START INFORMATION GIVEN

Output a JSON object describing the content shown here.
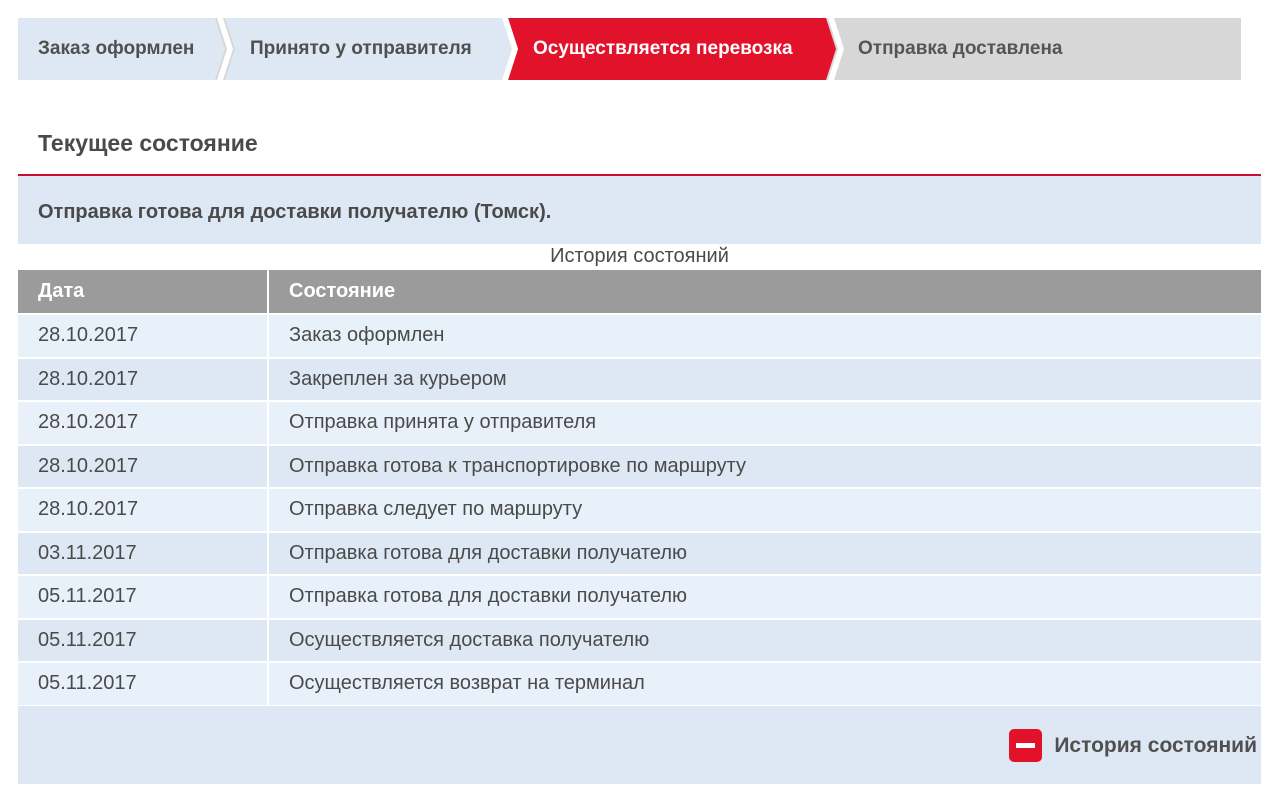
{
  "steps": [
    {
      "label": "Заказ оформлен",
      "status": "done"
    },
    {
      "label": "Принято у отправителя",
      "status": "done"
    },
    {
      "label": "Осуществляется перевозка",
      "status": "active"
    },
    {
      "label": "Отправка доставлена",
      "status": "todo"
    }
  ],
  "current": {
    "title": "Текущее состояние",
    "text": "Отправка готова для доставки получателю (Томск)."
  },
  "history": {
    "caption": "История состояний",
    "headers": {
      "date": "Дата",
      "state": "Состояние"
    },
    "rows": [
      {
        "date": "28.10.2017",
        "state": "Заказ оформлен"
      },
      {
        "date": "28.10.2017",
        "state": "Закреплен за курьером"
      },
      {
        "date": "28.10.2017",
        "state": "Отправка принята у отправителя"
      },
      {
        "date": "28.10.2017",
        "state": "Отправка готова к транспортировке по маршруту"
      },
      {
        "date": "28.10.2017",
        "state": "Отправка следует по маршруту"
      },
      {
        "date": "03.11.2017",
        "state": "Отправка готова для доставки получателю"
      },
      {
        "date": "05.11.2017",
        "state": "Отправка готова для доставки получателю"
      },
      {
        "date": "05.11.2017",
        "state": "Осуществляется доставка получателю"
      },
      {
        "date": "05.11.2017",
        "state": "Осуществляется возврат на терминал"
      }
    ],
    "toggle_label": "История состояний",
    "toggle_icon": "minus-icon"
  },
  "colors": {
    "accent": "#e3122b",
    "header_bg": "#9b9b9b",
    "row_bg": "#e8f1fa",
    "row_alt_bg": "#dde8f4"
  }
}
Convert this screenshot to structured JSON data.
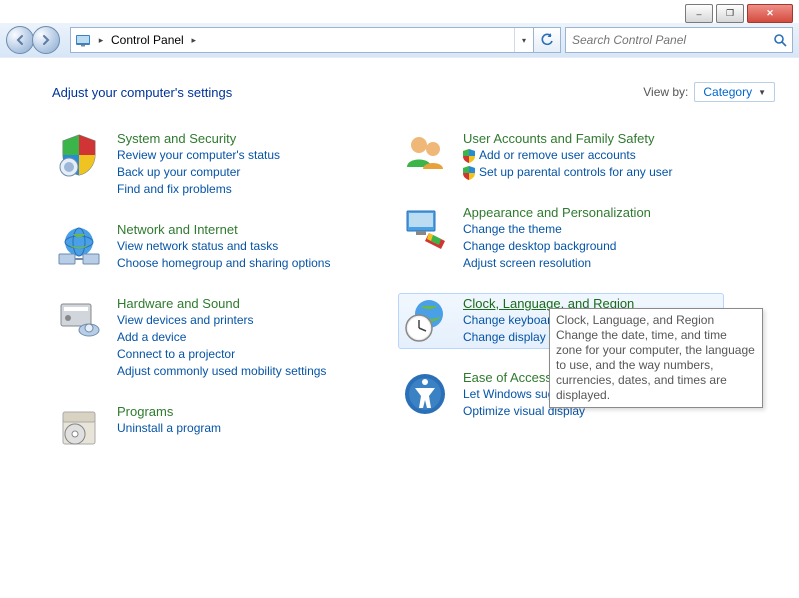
{
  "window_buttons": {
    "minimize": "–",
    "maximize": "❐",
    "close": "✕"
  },
  "breadcrumb": {
    "root": "Control Panel"
  },
  "search": {
    "placeholder": "Search Control Panel"
  },
  "page_title": "Adjust your computer's settings",
  "viewby": {
    "label": "View by:",
    "value": "Category"
  },
  "left": [
    {
      "title": "System and Security",
      "links": [
        "Review your computer's status",
        "Back up your computer",
        "Find and fix problems"
      ]
    },
    {
      "title": "Network and Internet",
      "links": [
        "View network status and tasks",
        "Choose homegroup and sharing options"
      ]
    },
    {
      "title": "Hardware and Sound",
      "links": [
        "View devices and printers",
        "Add a device",
        "Connect to a projector",
        "Adjust commonly used mobility settings"
      ]
    },
    {
      "title": "Programs",
      "links": [
        "Uninstall a program"
      ]
    }
  ],
  "right": [
    {
      "title": "User Accounts and Family Safety",
      "links": [
        "Add or remove user accounts",
        "Set up parental controls for any user"
      ],
      "shields": [
        0,
        1
      ]
    },
    {
      "title": "Appearance and Personalization",
      "links": [
        "Change the theme",
        "Change desktop background",
        "Adjust screen resolution"
      ]
    },
    {
      "title": "Clock, Language, and Region",
      "links": [
        "Change keyboards or other input methods",
        "Change display language"
      ],
      "hover": true
    },
    {
      "title": "Ease of Access",
      "links": [
        "Let Windows suggest settings",
        "Optimize visual display"
      ]
    }
  ],
  "tooltip": {
    "title": "Clock, Language, and Region",
    "body": "Change the date, time, and time zone for your computer, the language to use, and the way numbers, currencies, dates, and times are displayed."
  }
}
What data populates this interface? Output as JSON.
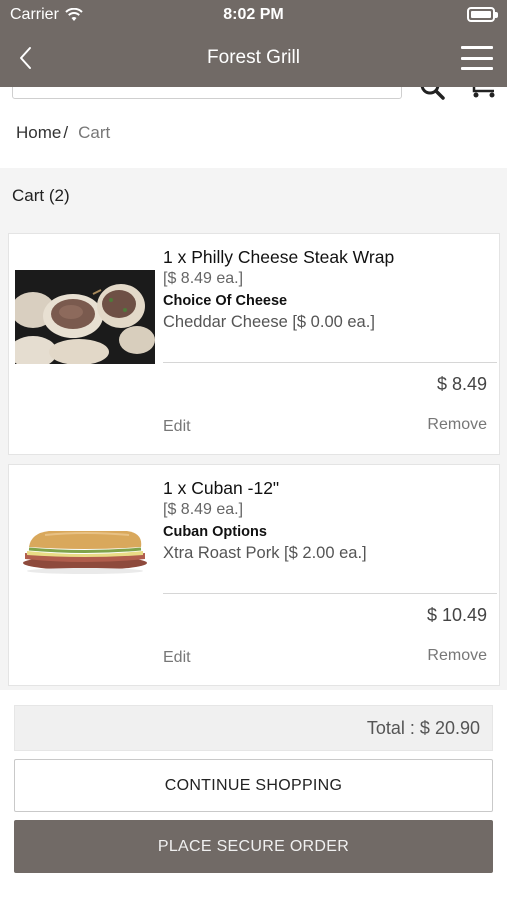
{
  "status_bar": {
    "carrier": "Carrier",
    "time": "8:02 PM"
  },
  "nav": {
    "title": "Forest Grill"
  },
  "breadcrumb": {
    "home": "Home",
    "separator": "/",
    "current": "Cart"
  },
  "cart": {
    "header": "Cart (2)",
    "items": [
      {
        "name": "1 x Philly Cheese Steak Wrap",
        "unit_price": "[$ 8.49 ea.]",
        "option_label": "Choice Of Cheese",
        "option_value": "Cheddar Cheese [$ 0.00 ea.]",
        "price": "$ 8.49",
        "edit_label": "Edit",
        "remove_label": "Remove"
      },
      {
        "name": "1 x Cuban -12\"",
        "unit_price": "[$ 8.49 ea.]",
        "option_label": "Cuban Options",
        "option_value": "Xtra Roast Pork [$ 2.00 ea.]",
        "price": "$ 10.49",
        "edit_label": "Edit",
        "remove_label": "Remove"
      }
    ]
  },
  "footer": {
    "total": "Total : $ 20.90",
    "continue_label": "CONTINUE SHOPPING",
    "place_order_label": "PLACE SECURE ORDER"
  },
  "colors": {
    "brand_bar": "#716a66",
    "background": "#f4f4f4"
  }
}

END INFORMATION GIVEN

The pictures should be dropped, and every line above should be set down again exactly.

Output a JSON object describing the content shown here.
{
  "steps": [
    {
      "label": "Заказ оформлен",
      "status": "done"
    },
    {
      "label": "Принято у отправителя",
      "status": "done"
    },
    {
      "label": "Осуществляется перевозка",
      "status": "active"
    },
    {
      "label": "Отправка доставлена",
      "status": "todo"
    }
  ],
  "current": {
    "title": "Текущее состояние",
    "text": "Отправка готова для доставки получателю (Томск)."
  },
  "history": {
    "caption": "История состояний",
    "headers": {
      "date": "Дата",
      "state": "Состояние"
    },
    "rows": [
      {
        "date": "28.10.2017",
        "state": "Заказ оформлен"
      },
      {
        "date": "28.10.2017",
        "state": "Закреплен за курьером"
      },
      {
        "date": "28.10.2017",
        "state": "Отправка принята у отправителя"
      },
      {
        "date": "28.10.2017",
        "state": "Отправка готова к транспортировке по маршруту"
      },
      {
        "date": "28.10.2017",
        "state": "Отправка следует по маршруту"
      },
      {
        "date": "03.11.2017",
        "state": "Отправка готова для доставки получателю"
      },
      {
        "date": "05.11.2017",
        "state": "Отправка готова для доставки получателю"
      },
      {
        "date": "05.11.2017",
        "state": "Осуществляется доставка получателю"
      },
      {
        "date": "05.11.2017",
        "state": "Осуществляется возврат на терминал"
      }
    ],
    "toggle_label": "История состояний",
    "toggle_icon": "minus-icon"
  },
  "colors": {
    "accent": "#e3122b",
    "header_bg": "#9b9b9b",
    "row_bg": "#e8f1fa",
    "row_alt_bg": "#dde8f4"
  }
}
Convert this screenshot to structured JSON data.
{
  "window_buttons": {
    "minimize": "–",
    "maximize": "❐",
    "close": "✕"
  },
  "breadcrumb": {
    "root": "Control Panel"
  },
  "search": {
    "placeholder": "Search Control Panel"
  },
  "page_title": "Adjust your computer's settings",
  "viewby": {
    "label": "View by:",
    "value": "Category"
  },
  "left": [
    {
      "title": "System and Security",
      "links": [
        "Review your computer's status",
        "Back up your computer",
        "Find and fix problems"
      ]
    },
    {
      "title": "Network and Internet",
      "links": [
        "View network status and tasks",
        "Choose homegroup and sharing options"
      ]
    },
    {
      "title": "Hardware and Sound",
      "links": [
        "View devices and printers",
        "Add a device",
        "Connect to a projector",
        "Adjust commonly used mobility settings"
      ]
    },
    {
      "title": "Programs",
      "links": [
        "Uninstall a program"
      ]
    }
  ],
  "right": [
    {
      "title": "User Accounts and Family Safety",
      "links": [
        "Add or remove user accounts",
        "Set up parental controls for any user"
      ],
      "shields": [
        0,
        1
      ]
    },
    {
      "title": "Appearance and Personalization",
      "links": [
        "Change the theme",
        "Change desktop background",
        "Adjust screen resolution"
      ]
    },
    {
      "title": "Clock, Language, and Region",
      "links": [
        "Change keyboards or other input methods",
        "Change display language"
      ],
      "hover": true
    },
    {
      "title": "Ease of Access",
      "links": [
        "Let Windows suggest settings",
        "Optimize visual display"
      ]
    }
  ],
  "tooltip": {
    "title": "Clock, Language, and Region",
    "body": "Change the date, time, and time zone for your computer, the language to use, and the way numbers, currencies, dates, and times are displayed."
  }
}
What data populates this interface? Output as JSON.
{
  "status_bar": {
    "carrier": "Carrier",
    "time": "8:02 PM"
  },
  "nav": {
    "title": "Forest Grill"
  },
  "breadcrumb": {
    "home": "Home",
    "separator": "/",
    "current": "Cart"
  },
  "cart": {
    "header": "Cart (2)",
    "items": [
      {
        "name": "1 x Philly Cheese Steak Wrap",
        "unit_price": "[$ 8.49 ea.]",
        "option_label": "Choice Of Cheese",
        "option_value": "Cheddar Cheese [$ 0.00 ea.]",
        "price": "$ 8.49",
        "edit_label": "Edit",
        "remove_label": "Remove"
      },
      {
        "name": "1 x Cuban -12\"",
        "unit_price": "[$ 8.49 ea.]",
        "option_label": "Cuban Options",
        "option_value": "Xtra Roast Pork [$ 2.00 ea.]",
        "price": "$ 10.49",
        "edit_label": "Edit",
        "remove_label": "Remove"
      }
    ]
  },
  "footer": {
    "total": "Total : $ 20.90",
    "continue_label": "CONTINUE SHOPPING",
    "place_order_label": "PLACE SECURE ORDER"
  },
  "colors": {
    "brand_bar": "#716a66",
    "background": "#f4f4f4"
  }
}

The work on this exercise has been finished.